The advertisement-free format was a success, winning back many of the serious feminist readers that had abandoned the journal during the years of compromising with advertisers, and Ms. has continued its moves towards independence. Though woman-owned for its first 15 years, the journal has since been owned by several different publishers, and it has always chafed at being forced to remain under mostly male ownership. In the late 1990s, Steinem again led the journal toward a new definition by seeking female investors with the aim of placing control of Ms. totally in the hands of women once again.
Born almost at the beginning of the women's liberation movement, Ms. has always been a very public representation of that movement. As such, it has always drawn both kudos and reproach from both supporters and critics of feminism. Non-feminist detractors have often stereotyped the journal with the same epithets used on feminists themselves, calling it shrill, petty, and humorless. Feminists have also always been quick to take Ms. to task when the magazine has fallen short of their expectations. Conservative feminists have questioned the journal's liberal bias, while radicals have consistently complained that Ms. does not go far enough. One of the most unique features in Ms. has always been the letters section. The journal receives around 200 letters a month, some laudatory, some critical, and many simply telling the reader's story, whether describing activist work or recounting a click! of recognition of some new facet of women's experience. It is this very personal interaction among its readers that sets Ms. apart from other journals, just as the principle "the personal is political" gave the feminist movement its unique perspective.
There is no name more commonly associated with Ms. magazine than Gloria Steinem's. An early proponent of women's liberation, Steinem was born in 1934 in Ohio. She learned early about the difficulties that faced a woman alone when her parents divorced when she was ten. Steinem was raised by her mother, a journalist who struggled with depression and societal attitudes about single mothers. Steinem began to earn her flamboyant reputation as a feminist writer and personality in 1964, when she wrote "I was a Playboy Bunny," about her experiences working in a Playboy Club. She followed in 1964 with more serious political analysis in "After Black Power, Women's Liberation." After helping to found Ms. she edited the journal until 1987, then rejoined the staff as consulting editor in 1990. In April 1999, the first issue of the woman-financed Ms. was published, with a letter from Steinem reviewing the magazine's history. She ends ebulliently, "I can't wait to see what happens now."

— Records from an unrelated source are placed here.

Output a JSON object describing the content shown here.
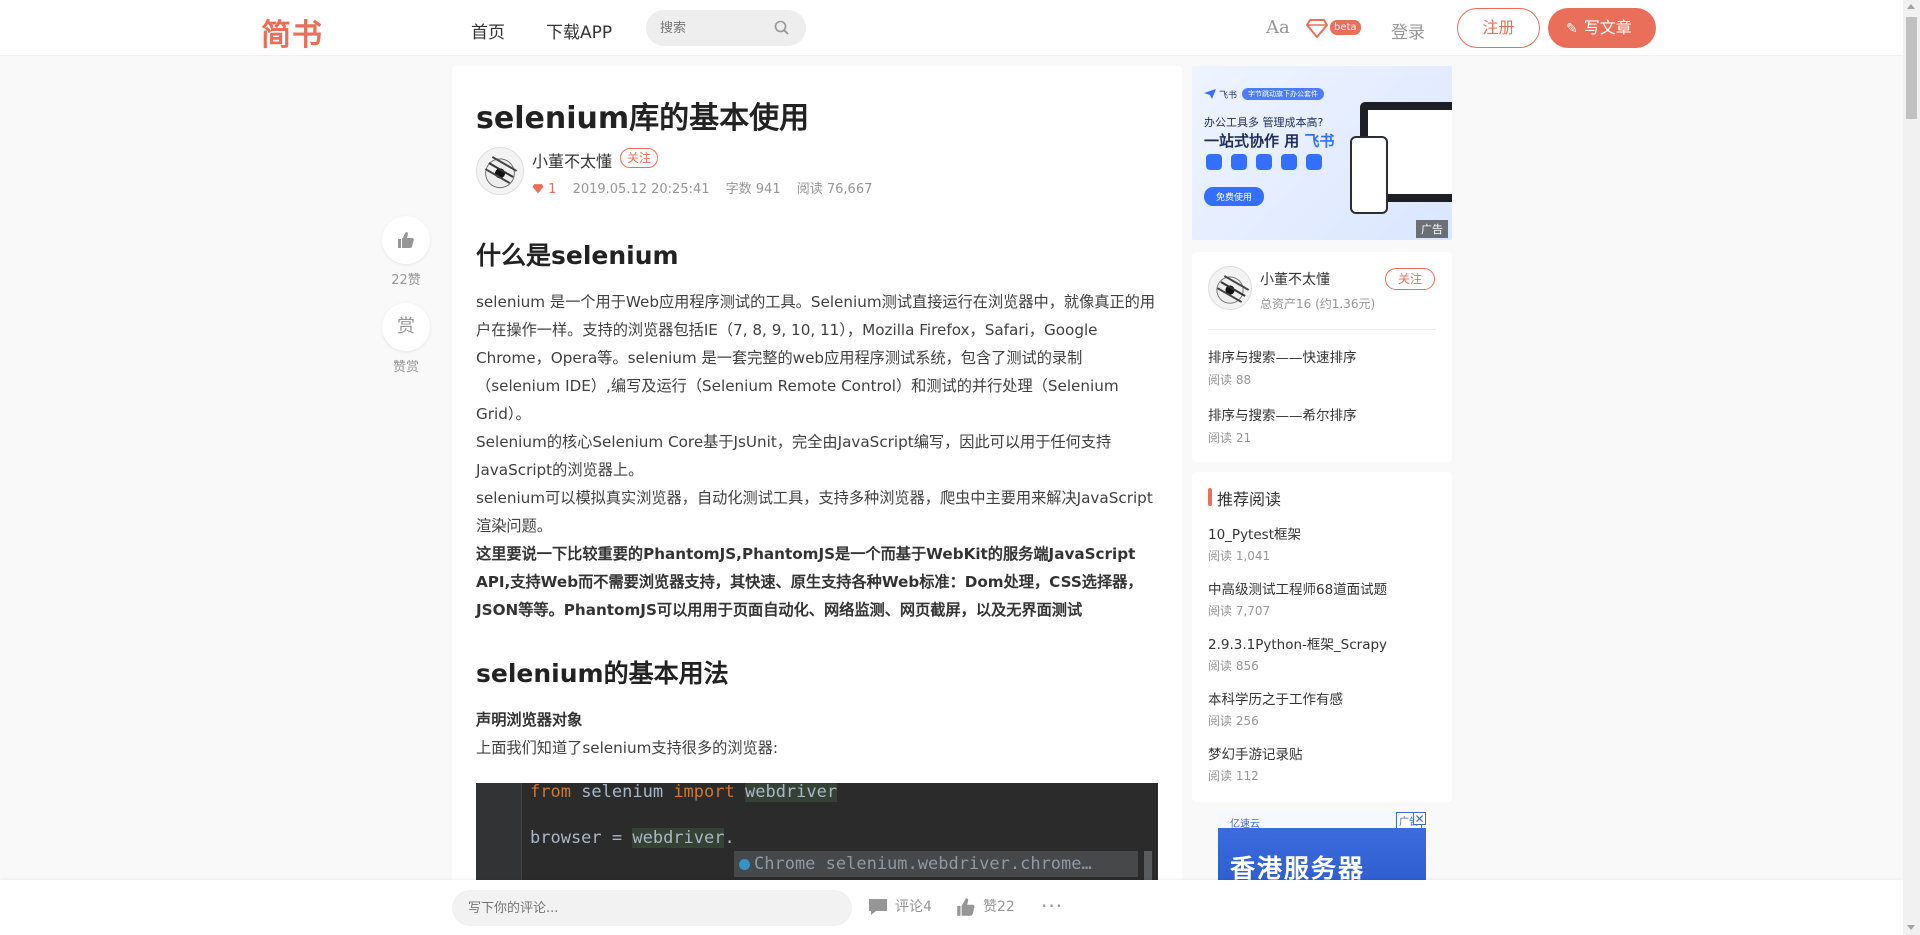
{
  "header": {
    "logo": "简书",
    "nav": [
      "首页",
      "下载APP"
    ],
    "search_placeholder": "搜索",
    "font_toggle": "Aa",
    "beta_badge": "beta",
    "login": "登录",
    "register": "注册",
    "write": "写文章"
  },
  "side": {
    "like_count": "22赞",
    "reward_icon": "赏",
    "reward_label": "赞赏"
  },
  "article": {
    "title": "selenium库的基本使用",
    "author": "小董不太懂",
    "follow": "关注",
    "gem_count": "1",
    "date": "2019.05.12 20:25:41",
    "words": "字数 941",
    "reads": "阅读 76,667",
    "h2_1": "什么是selenium",
    "p1": "selenium 是一个用于Web应用程序测试的工具。Selenium测试直接运行在浏览器中，就像真正的用户在操作一样。支持的浏览器包括IE（7, 8, 9, 10, 11），Mozilla Firefox，Safari，Google Chrome，Opera等。selenium 是一套完整的web应用程序测试系统，包含了测试的录制（selenium IDE）,编写及运行（Selenium Remote Control）和测试的并行处理（Selenium Grid）。",
    "p2": "Selenium的核心Selenium Core基于JsUnit，完全由JavaScript编写，因此可以用于任何支持JavaScript的浏览器上。",
    "p3": "selenium可以模拟真实浏览器，自动化测试工具，支持多种浏览器，爬虫中主要用来解决JavaScript渲染问题。",
    "p4": "这里要说一下比较重要的PhantomJS,PhantomJS是一个而基于WebKit的服务端JavaScript API,支持Web而不需要浏览器支持，其快速、原生支持各种Web标准：Dom处理，CSS选择器，JSON等等。PhantomJS可以用用于页面自动化、网络监测、网页截屏，以及无界面测试",
    "h2_2": "selenium的基本用法",
    "sub1": "声明浏览器对象",
    "p5": "上面我们知道了selenium支持很多的浏览器:",
    "code": {
      "line1_kw1": "from",
      "line1_mod": " selenium ",
      "line1_kw2": "import",
      "line1_name": "webdriver",
      "line2_var": "browser = ",
      "line2_obj": "webdriver",
      "line2_dot": ".",
      "completion": "Chrome selenium.webdriver.chrome…"
    }
  },
  "ad_top": {
    "brand": "飞书",
    "pill": "字节跳动旗下办公套件",
    "line1": "办公工具多 管理成本高?",
    "line2a": "一站式协作 用",
    "line2b": "飞书",
    "button": "免费使用",
    "tag": "广告"
  },
  "author_card": {
    "name": "小董不太懂",
    "asset": "总资产16 (约1.36元)",
    "follow": "关注",
    "posts": [
      {
        "title": "排序与搜索——快速排序",
        "reads": "阅读 88"
      },
      {
        "title": "排序与搜索——希尔排序",
        "reads": "阅读 21"
      }
    ]
  },
  "recommend": {
    "heading": "推荐阅读",
    "items": [
      {
        "title": "10_Pytest框架",
        "reads": "阅读 1,041"
      },
      {
        "title": "中高级测试工程师68道面试题",
        "reads": "阅读 7,707"
      },
      {
        "title": "2.9.3.1Python-框架_Scrapy",
        "reads": "阅读 856"
      },
      {
        "title": "本科学历之于工作有感",
        "reads": "阅读 256"
      },
      {
        "title": "梦幻手游记录贴",
        "reads": "阅读 112"
      }
    ]
  },
  "ad_bottom": {
    "brand": "亿速云",
    "text": "香港服务器",
    "tag": "广告",
    "close": "✕"
  },
  "bottom_bar": {
    "comment_placeholder": "写下你的评论...",
    "comments": "评论4",
    "likes": "赞22",
    "more": "···"
  },
  "colors": {
    "brand": "#ea6f5a",
    "background": "#f9f9f9",
    "code_bg": "#2b2b2b"
  }
}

Van Gelder, Lindsy. "Chronicle and Crucible." The Nation. Vol.265, No. 5, August 11, 1997, 27.
"Ms." St. James Encyclopedia of Popular Culture. . Encyclopedia.com. (September 18, 2018). http://www.encyclopedia.com/media/encyclopedias-almanacs-transcripts-and-maps/ms
"Ms." St. James Encyclopedia of Popular Culture. . Retrieved September 18, 2018 from Encyclopedia.com: http://www.encyclopedia.com/media/encyclopedias-almanacs-transcripts-and-maps/ms